“The FY 2019 budget is restructured to align with the Administration’s new space exploration policy by consolidating and refocusing existing NASA technology development activities on space exploration,” the budget document reads.
This will inevitably take some funds away from technology projects that could be useful across NASA’s directorates, but more important sets the stage for a ramp up in funding for moon missions in the years ahead. And since the proposed 2019 budget would cap NASA funds for the next four years, other NASA programs would have to suffer — most notably Earth sciences and other science exploration unrelated to the moon.
Seldom discussed by those excited by the prospect of continuing the legacy of the Apollo program and having Americans return to the moon is that Apollo was extraordinarily expensive and required great national sacrifice.
During the 1960s the NASA budget (which was directed in large part into the Mercury and Apollo manned missions) took up as much as four percent of the federal budget (the equivalent of $40 billion today.) For six years it took up three percent or more of the budget. The NASA budget is now at its lowest point since 1959 as a percentage of the federal budget — less than one-half of one percent of the budget — and provides less than $20 billion and has for decades.
It seems pretty clear that ambitious humans-on-the-moon project would mean fewer Cassinis, fewer Hubbles, fewer Keplers.
Another sign of the lowering profile of NASA science is the proposal in the 2019 budget to launch the other NASA flagship science mission of the 2020s, the flyby of Jupiter’s moon Europa, on a commercial heavy-lift rocket rather than NASA’s Space Launch System. The SLS was sold to Congress as the vehicle that could send spacecraft speedily to outer planets, but now both production delays and a desire to quickly get astronauts into space on the SLS has made that far less likely and some years further out, if it happens at all.
Heavy lift rockets other than SLS—including SpaceX’s Falcon Heavy and the Delta IV from United Launch Alliance —lack the power to blast the Europa Clipper directly from Earth to Jupiter. A conventional rocket would rely on three gravity assists from Earth and one from Venus, increasing the transit time from about 3 years to at least 6 years.
Missions happen when they are a priority, and clearly now not just a scientific priority. Nothing is settled, but the warning signs are there that the moon program will force space science down the priority list unless NASA suddenly gets a lot more money.

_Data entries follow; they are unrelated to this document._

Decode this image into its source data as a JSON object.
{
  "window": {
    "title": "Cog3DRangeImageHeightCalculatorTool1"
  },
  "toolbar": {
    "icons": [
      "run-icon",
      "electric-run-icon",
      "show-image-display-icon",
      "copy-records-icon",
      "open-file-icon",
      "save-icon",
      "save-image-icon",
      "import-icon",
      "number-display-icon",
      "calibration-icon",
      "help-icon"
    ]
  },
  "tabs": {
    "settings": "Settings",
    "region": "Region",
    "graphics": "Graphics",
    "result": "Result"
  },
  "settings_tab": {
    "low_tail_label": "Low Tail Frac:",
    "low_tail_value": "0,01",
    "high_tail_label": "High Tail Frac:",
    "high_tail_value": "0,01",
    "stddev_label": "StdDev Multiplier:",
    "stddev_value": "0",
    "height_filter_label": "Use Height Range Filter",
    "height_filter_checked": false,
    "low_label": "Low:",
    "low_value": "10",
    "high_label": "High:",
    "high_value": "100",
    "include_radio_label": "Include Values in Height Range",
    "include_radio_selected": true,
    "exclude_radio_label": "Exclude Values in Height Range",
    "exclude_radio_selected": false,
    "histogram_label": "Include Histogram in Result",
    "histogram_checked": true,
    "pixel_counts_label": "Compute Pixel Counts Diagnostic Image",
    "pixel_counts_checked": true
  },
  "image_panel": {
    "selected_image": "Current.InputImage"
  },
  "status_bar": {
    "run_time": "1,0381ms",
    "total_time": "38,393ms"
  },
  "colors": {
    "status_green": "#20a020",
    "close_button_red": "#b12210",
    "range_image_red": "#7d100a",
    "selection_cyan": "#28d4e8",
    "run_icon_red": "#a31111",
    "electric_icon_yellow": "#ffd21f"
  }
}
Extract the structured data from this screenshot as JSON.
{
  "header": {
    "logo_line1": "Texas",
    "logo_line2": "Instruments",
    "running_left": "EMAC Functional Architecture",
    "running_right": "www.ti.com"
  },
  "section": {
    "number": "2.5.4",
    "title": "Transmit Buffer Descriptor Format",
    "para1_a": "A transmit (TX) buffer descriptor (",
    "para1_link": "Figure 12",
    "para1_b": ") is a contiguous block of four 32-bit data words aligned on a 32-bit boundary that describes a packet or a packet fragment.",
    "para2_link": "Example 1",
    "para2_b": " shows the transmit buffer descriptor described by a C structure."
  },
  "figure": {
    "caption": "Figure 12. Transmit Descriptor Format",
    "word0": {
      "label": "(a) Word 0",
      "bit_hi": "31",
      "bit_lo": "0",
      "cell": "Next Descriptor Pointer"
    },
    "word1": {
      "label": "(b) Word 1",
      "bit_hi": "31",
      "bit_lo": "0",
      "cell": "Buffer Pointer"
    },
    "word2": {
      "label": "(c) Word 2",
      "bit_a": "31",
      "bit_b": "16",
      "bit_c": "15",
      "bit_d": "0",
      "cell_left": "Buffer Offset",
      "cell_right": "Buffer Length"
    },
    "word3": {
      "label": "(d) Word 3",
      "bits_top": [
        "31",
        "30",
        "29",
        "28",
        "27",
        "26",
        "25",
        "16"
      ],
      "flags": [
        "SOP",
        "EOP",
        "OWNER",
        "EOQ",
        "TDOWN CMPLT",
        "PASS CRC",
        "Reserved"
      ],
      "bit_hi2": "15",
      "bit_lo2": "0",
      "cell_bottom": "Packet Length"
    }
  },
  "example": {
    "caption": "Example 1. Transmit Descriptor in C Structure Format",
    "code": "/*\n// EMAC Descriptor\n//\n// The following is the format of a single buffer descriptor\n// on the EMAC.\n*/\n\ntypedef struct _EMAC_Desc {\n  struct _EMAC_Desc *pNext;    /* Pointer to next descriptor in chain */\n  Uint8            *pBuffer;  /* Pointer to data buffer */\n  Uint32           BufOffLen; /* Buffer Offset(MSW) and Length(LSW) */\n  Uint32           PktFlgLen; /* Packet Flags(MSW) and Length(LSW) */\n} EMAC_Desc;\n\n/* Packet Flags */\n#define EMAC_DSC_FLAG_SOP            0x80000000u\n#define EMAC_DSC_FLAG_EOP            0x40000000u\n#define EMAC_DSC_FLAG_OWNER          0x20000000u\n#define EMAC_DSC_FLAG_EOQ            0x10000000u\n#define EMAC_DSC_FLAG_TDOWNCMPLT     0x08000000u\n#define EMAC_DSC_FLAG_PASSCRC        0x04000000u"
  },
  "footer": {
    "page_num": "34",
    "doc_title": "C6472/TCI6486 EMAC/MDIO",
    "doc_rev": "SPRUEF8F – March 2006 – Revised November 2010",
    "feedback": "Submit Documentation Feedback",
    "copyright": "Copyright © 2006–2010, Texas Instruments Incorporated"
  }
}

Marc Kaufman is the author of two books about space: “Mars Up Close: Inside the Curiosity Mission” and “First Contact: Scientific Breakthroughs in the Search for Life Beyond Earth.” He is also an experienced journalist, having spent three decades at The Washington Post and The Philadelphia Inquirer. He began writing the column in October 2015, when NASA’s NExSS initiative was in its infancy. While the “Many Worlds” column is supported and informed by NASA’s Astrobiology Program, any opinions expressed are the author’s alone.